To be proud means to have an excessively high opinion of your self and to act with conceit, arrogance or vanity. Someone who is proud is very satisfied and that pride can often lead to justification for actions based in feelings of superiority. Pride is not always so proud, however. Often in recovery we face false pride. Though we come off as being prideful, we are ruffling our feathers, so to speak, where they don’t belong. Pride can usually be distinguished by action more than thought. Inherently, pride is a demonstration more than it is an internal feeling.


Greediness is a state of mind and spirit. Attaching deeply to the idea of desire, greed takes wanting to excess. The need to have and acquire more despite what one truly needs is something drug addicts and alcoholics alike are familiar with. Using beyond consequence, health, or sanity, was never something to be questioned. Once we get sober, we lose our ability to be greedy about drugs and alcohol. However, that doesn’t change our ability to be greedy. We continue to take where we are not warranted to take. We covet out of insecurity and let ourselves be driven by our greedy desires.


Lust is often associated with sexual desire. Beyond sexuality, lusting can be any extreme or intense desire or longing. While pride is an action and greed is a mentality, lust is a distraction of the soul. Lusting after something means trying to control the outcome of life. Rooted in fear of not having enough, or getting what we want, we try desperate measures to reach the object of our desires. People, places, things, or what we perceive as “feelings”, seem like they are in reach. The secret to lust, though, is that it will never be enough. Even if we achieve what we think we are striving for, it will never be enough.


Anger needs no definition. Most are aware of exactly how it feels, but are unaware of what anger actually is. Anger, though it is an emotion, is a secondary emotion. At the foundation, it stems from fear and sadness. Fear and anger arise out of the human fight or flight mode, which is a means for survival. When anger is followed by resentment or feelings of wanting to seek revenge, it is because we are afraid that something vulnerable about us has been threatened.

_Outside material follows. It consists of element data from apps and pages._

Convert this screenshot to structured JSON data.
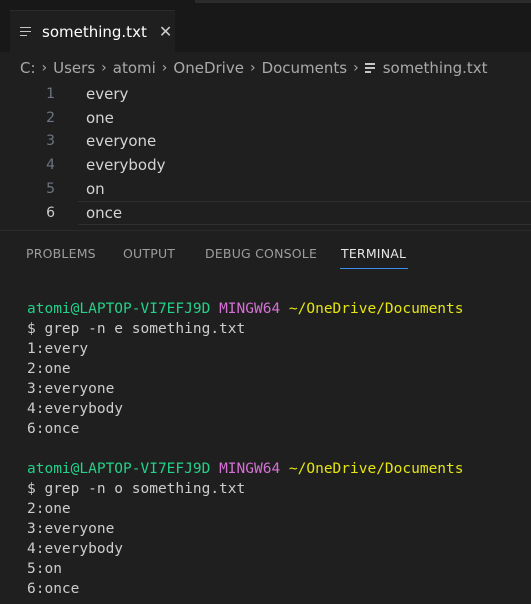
{
  "tab": {
    "label": "something.txt",
    "close": "✕"
  },
  "breadcrumb": {
    "items": [
      "C:",
      "Users",
      "atomi",
      "OneDrive",
      "Documents"
    ],
    "file": "something.txt",
    "separator": "›"
  },
  "editor": {
    "lines": [
      {
        "num": "1",
        "text": "every"
      },
      {
        "num": "2",
        "text": "one"
      },
      {
        "num": "3",
        "text": "everyone"
      },
      {
        "num": "4",
        "text": "everybody"
      },
      {
        "num": "5",
        "text": "on"
      },
      {
        "num": "6",
        "text": "once"
      }
    ]
  },
  "panel": {
    "tabs": [
      "PROBLEMS",
      "OUTPUT",
      "DEBUG CONSOLE",
      "TERMINAL"
    ],
    "active": "TERMINAL"
  },
  "terminal": {
    "blocks": [
      {
        "user": "atomi@LAPTOP-VI7EFJ9D",
        "env": "MINGW64",
        "path": "~/OneDrive/Documents",
        "command": "$ grep -n e something.txt",
        "output": [
          "1:every",
          "2:one",
          "3:everyone",
          "4:everybody",
          "6:once"
        ]
      },
      {
        "user": "atomi@LAPTOP-VI7EFJ9D",
        "env": "MINGW64",
        "path": "~/OneDrive/Documents",
        "command": "$ grep -n o something.txt",
        "output": [
          "2:one",
          "3:everyone",
          "4:everybody",
          "5:on",
          "6:once"
        ]
      }
    ]
  },
  "colors": {
    "prompt_user": "#23d18b",
    "prompt_env": "#d670d6",
    "prompt_path": "#e5e510",
    "panel_active_underline": "#3b8eea"
  }
}
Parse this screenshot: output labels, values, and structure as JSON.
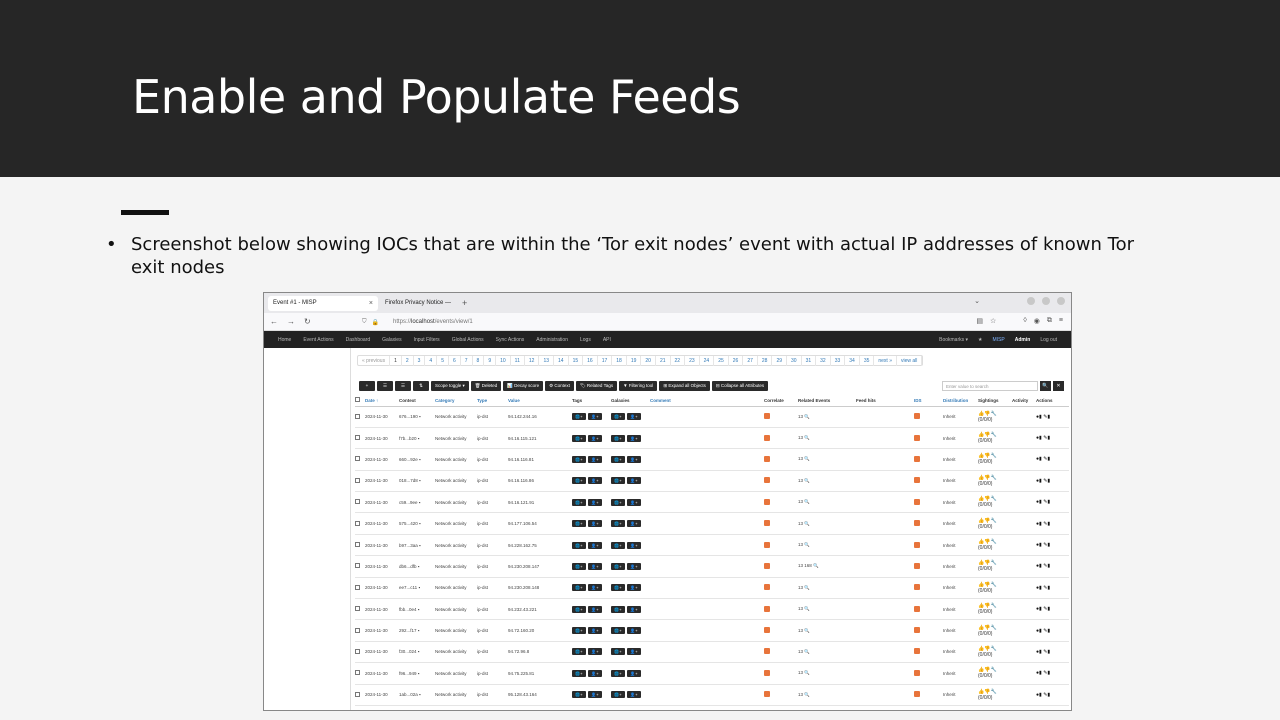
{
  "slide": {
    "title": "Enable and Populate Feeds",
    "bullet": "Screenshot below showing IOCs that are within the ‘Tor exit nodes’ event with actual IP addresses of known Tor exit nodes"
  },
  "browser": {
    "tabs": [
      {
        "label": "Event #1 - MISP",
        "active": true
      },
      {
        "label": "Firefox Privacy Notice —",
        "active": false
      }
    ],
    "url_prefix": "https://",
    "url_host": "localhost",
    "url_path": "/events/view/1"
  },
  "misp_nav": {
    "items": [
      "Home",
      "Event Actions",
      "Dashboard",
      "Galaxies",
      "Input Filters",
      "Global Actions",
      "Sync Actions",
      "Administration",
      "Logs",
      "API"
    ],
    "right": {
      "bookmarks": "Bookmarks ▾",
      "star": "★",
      "misp": "MISP",
      "admin": "Admin",
      "logout": "Log out"
    }
  },
  "pager": {
    "prev": "« previous",
    "pages": [
      "1",
      "2",
      "3",
      "4",
      "5",
      "6",
      "7",
      "8",
      "9",
      "10",
      "11",
      "12",
      "13",
      "14",
      "15",
      "16",
      "17",
      "18",
      "19",
      "20",
      "21",
      "22",
      "23",
      "24",
      "25",
      "26",
      "27",
      "28",
      "29",
      "30",
      "31",
      "32",
      "33",
      "34",
      "35"
    ],
    "next": "next »",
    "all": "view all"
  },
  "toolbar": {
    "plus": "+",
    "list": "☰",
    "filter": "☰",
    "sort": "⇅",
    "scope": "Scope toggle ▾",
    "deleted": "🗑 Deleted",
    "decay": "📊 Decay score",
    "context": "⚙ Context",
    "related_tags": "🏷 Related Tags",
    "filtering": "▼ Filtering tool",
    "expand": "⊞ Expand all Objects",
    "collapse": "⊟ Collapse all Attributes",
    "search_placeholder": "Enter value to search",
    "search_btn": "🔍",
    "clear_btn": "✕"
  },
  "columns": {
    "date": "Date ↑",
    "context": "Context",
    "category": "Category",
    "type": "Type",
    "value": "Value",
    "tags": "Tags",
    "galaxies": "Galaxies",
    "comment": "Comment",
    "correlate": "Correlate",
    "related": "Related Events",
    "feed": "Feed hits",
    "ids": "IDS",
    "distribution": "Distribution",
    "sightings": "Sightings",
    "activity": "Activity",
    "actions": "Actions"
  },
  "rows": [
    {
      "date": "2024-11-30",
      "context": "676...190",
      "category": "Network activity",
      "type": "ip-dst",
      "value": "94.142.244.16",
      "related": "13",
      "distribution": "Inherit"
    },
    {
      "date": "2024-11-30",
      "context": "f7b...b20",
      "category": "Network activity",
      "type": "ip-dst",
      "value": "94.16.115.121",
      "related": "13",
      "distribution": "Inherit"
    },
    {
      "date": "2024-11-30",
      "context": "660...92e",
      "category": "Network activity",
      "type": "ip-dst",
      "value": "94.16.116.81",
      "related": "13",
      "distribution": "Inherit"
    },
    {
      "date": "2024-11-30",
      "context": "018...7d8",
      "category": "Network activity",
      "type": "ip-dst",
      "value": "94.16.116.86",
      "related": "13",
      "distribution": "Inherit"
    },
    {
      "date": "2024-11-30",
      "context": "c59...9ee",
      "category": "Network activity",
      "type": "ip-dst",
      "value": "94.16.121.91",
      "related": "13",
      "distribution": "Inherit"
    },
    {
      "date": "2024-11-30",
      "context": "575...420",
      "category": "Network activity",
      "type": "ip-dst",
      "value": "94.177.106.54",
      "related": "13",
      "distribution": "Inherit"
    },
    {
      "date": "2024-11-30",
      "context": "b97...3aa",
      "category": "Network activity",
      "type": "ip-dst",
      "value": "94.228.162.75",
      "related": "13",
      "distribution": "Inherit"
    },
    {
      "date": "2024-11-30",
      "context": "db6...dfb",
      "category": "Network activity",
      "type": "ip-dst",
      "value": "94.230.208.147",
      "related": "13 168",
      "distribution": "Inherit"
    },
    {
      "date": "2024-11-30",
      "context": "ee7...c11",
      "category": "Network activity",
      "type": "ip-dst",
      "value": "94.230.208.148",
      "related": "13",
      "distribution": "Inherit"
    },
    {
      "date": "2024-11-30",
      "context": "fbb...0e4",
      "category": "Network activity",
      "type": "ip-dst",
      "value": "94.232.43.221",
      "related": "13",
      "distribution": "Inherit"
    },
    {
      "date": "2024-11-30",
      "context": "292...f17",
      "category": "Network activity",
      "type": "ip-dst",
      "value": "94.72.160.20",
      "related": "13",
      "distribution": "Inherit"
    },
    {
      "date": "2024-11-30",
      "context": "f30...024",
      "category": "Network activity",
      "type": "ip-dst",
      "value": "94.72.96.8",
      "related": "13",
      "distribution": "Inherit"
    },
    {
      "date": "2024-11-30",
      "context": "f96...949",
      "category": "Network activity",
      "type": "ip-dst",
      "value": "94.75.225.81",
      "related": "13",
      "distribution": "Inherit"
    },
    {
      "date": "2024-11-30",
      "context": "1ab...02a",
      "category": "Network activity",
      "type": "ip-dst",
      "value": "95.128.43.164",
      "related": "13",
      "distribution": "Inherit"
    }
  ],
  "sightings_counts": "(0/0/0)",
  "colors": {
    "band": "#262626",
    "accent": "#e8743b",
    "date": "#c9302c",
    "link": "#337ab7"
  }
}
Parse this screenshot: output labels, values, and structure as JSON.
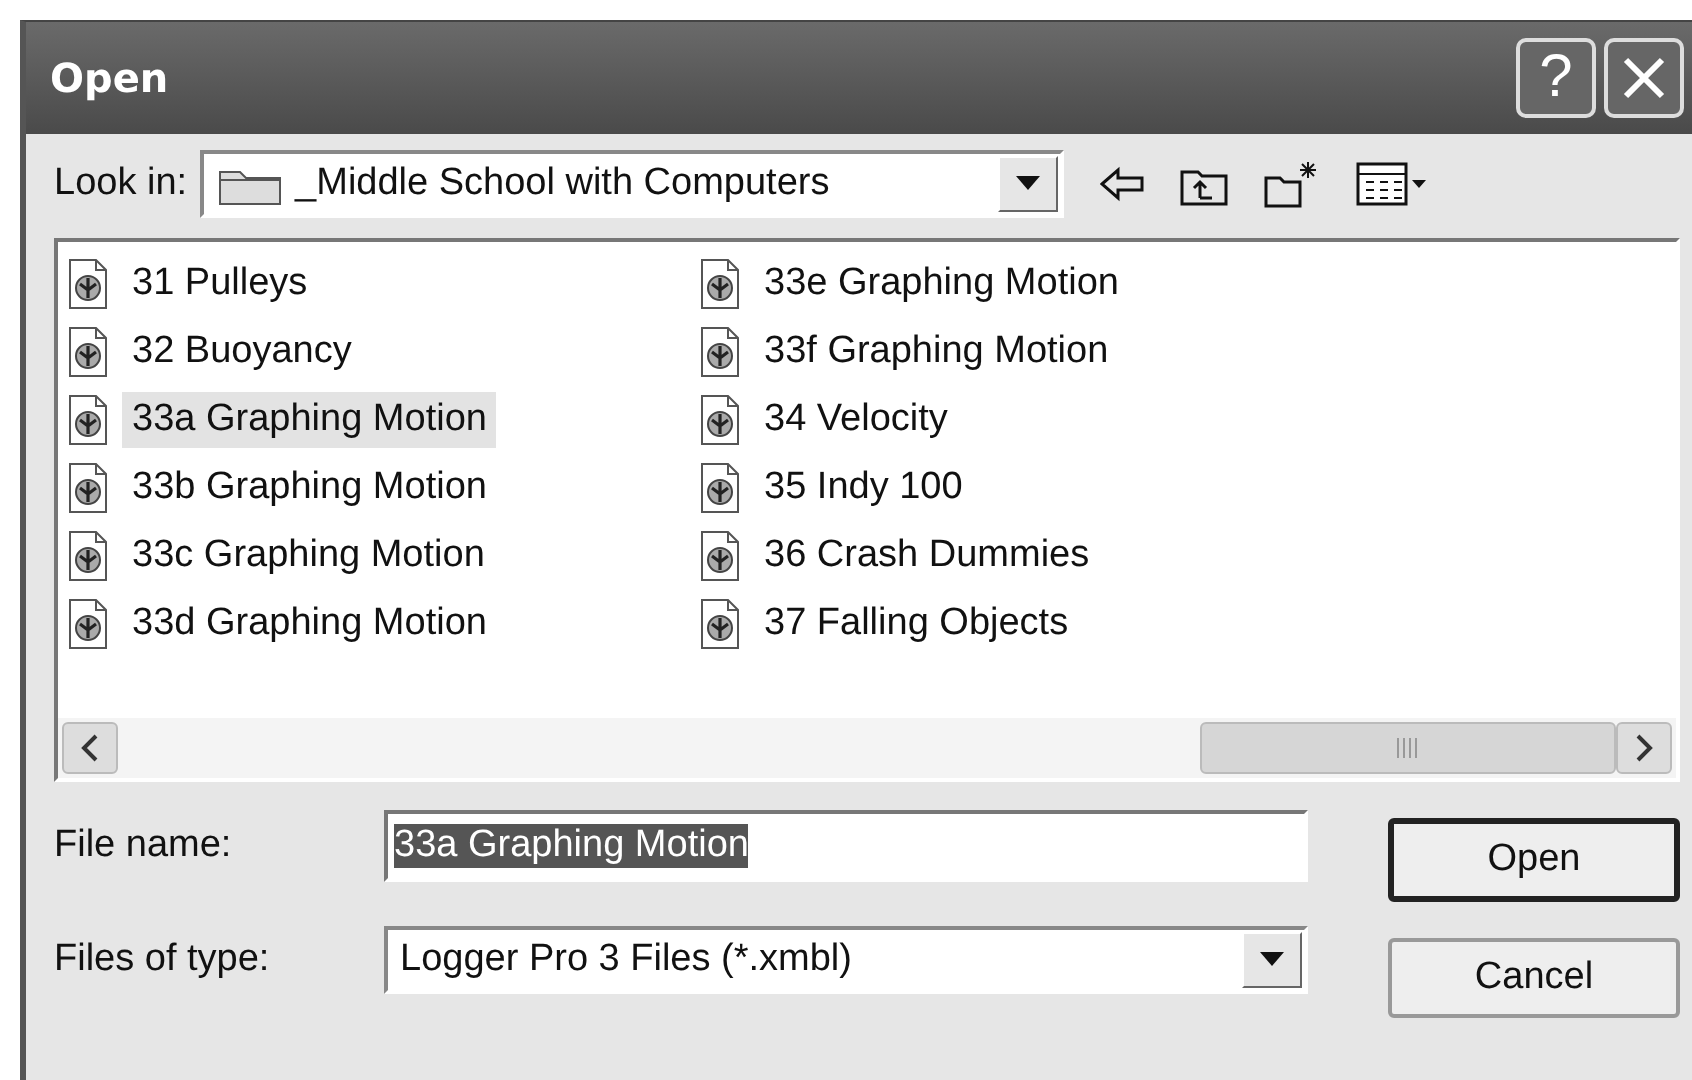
{
  "window": {
    "title": "Open",
    "help_glyph": "?"
  },
  "look_in": {
    "label": "Look in:",
    "value": "_Middle School with Computers"
  },
  "files": [
    {
      "name": "31 Pulleys",
      "selected": false
    },
    {
      "name": "32 Buoyancy",
      "selected": false
    },
    {
      "name": "33a Graphing Motion",
      "selected": true
    },
    {
      "name": "33b Graphing Motion",
      "selected": false
    },
    {
      "name": "33c Graphing Motion",
      "selected": false
    },
    {
      "name": "33d Graphing Motion",
      "selected": false
    },
    {
      "name": "33e Graphing Motion",
      "selected": false
    },
    {
      "name": "33f Graphing Motion",
      "selected": false
    },
    {
      "name": "34 Velocity",
      "selected": false
    },
    {
      "name": "35 Indy 100",
      "selected": false
    },
    {
      "name": "36 Crash Dummies",
      "selected": false
    },
    {
      "name": "37 Falling Objects",
      "selected": false
    }
  ],
  "file_name": {
    "label": "File name:",
    "value": "33a Graphing Motion",
    "highlighted": true
  },
  "files_of_type": {
    "label": "Files of type:",
    "value": "Logger Pro 3 Files (*.xmbl)"
  },
  "buttons": [
    {
      "label": "Open",
      "default": true
    },
    {
      "label": "Cancel",
      "default": false
    }
  ]
}
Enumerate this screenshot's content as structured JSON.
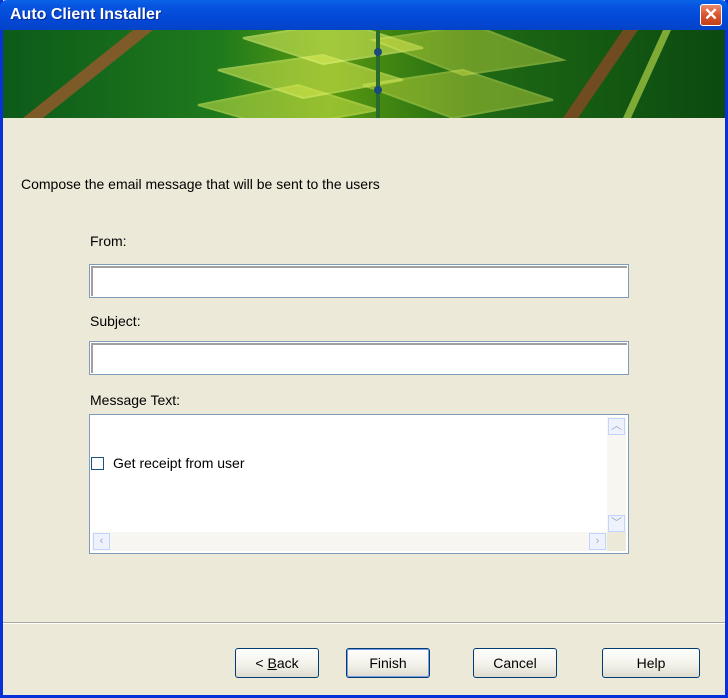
{
  "window": {
    "title": "Auto Client Installer",
    "close_label": "✕"
  },
  "instruction": "Compose the email message that will be sent to the users",
  "form": {
    "from_label": "From:",
    "from_value": "",
    "subject_label": "Subject:",
    "subject_value": "",
    "message_label": "Message Text:",
    "message_value": "",
    "receipt_label": "Get receipt from user",
    "receipt_checked": false
  },
  "buttons": {
    "back_prefix": "< ",
    "back_letter": "B",
    "back_rest": "ack",
    "finish": "Finish",
    "cancel": "Cancel",
    "help": "Help"
  }
}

Gluttony is typically illustrated as someone gorging on food. Gluttonous behavior extends beyond food. Having a bottomless pit for something is gluttony. Similar to lust or greed, gluttony is about the fear of missing out. We may not have enough of something, so we force feed ourselves as much of it as possible. Whether it is work or even giving, we do too much of it.


Often confused with jealousy, envy means to resent someone for what they have. Jealousy simply means wanting what someone else has because we think we are missing it. Additionally, envy means having desires to have whatever it is we resent someone for having. In recovery, it is easy to envy. It’s called comparing our insides to other people’s insides. We can never truly know at what cost someone’s life comes. Despite their material wealth, they may be severely lacking or even suffering emotionally and spiritually.


Laziness is the best way to describe sloth. Sloth is paralyzing procrastination lacking in motivation yet plentiful in fear. To be in sloth is to be afraid of the outcome of trying. Sloth typically results from having tried something before and been let down. Replacing a try again attitude with a never try anything period attitude, sloth can hold people back from living their lives. Early recovery is full of exhaustion- spiritually, emotionally, mentally, and physically. Getting into sloth can be infectious because it is comfortable.


The Center is a resource for recovery from drug and alcohol abuse. We rely on medically sound treatments and faith-based recovery practices to help you heal and thrive. Call us today for more information.

Reach Out to Us... We're Here for You

Feel free to give us a call, send us an email,
or use the form below to contact us.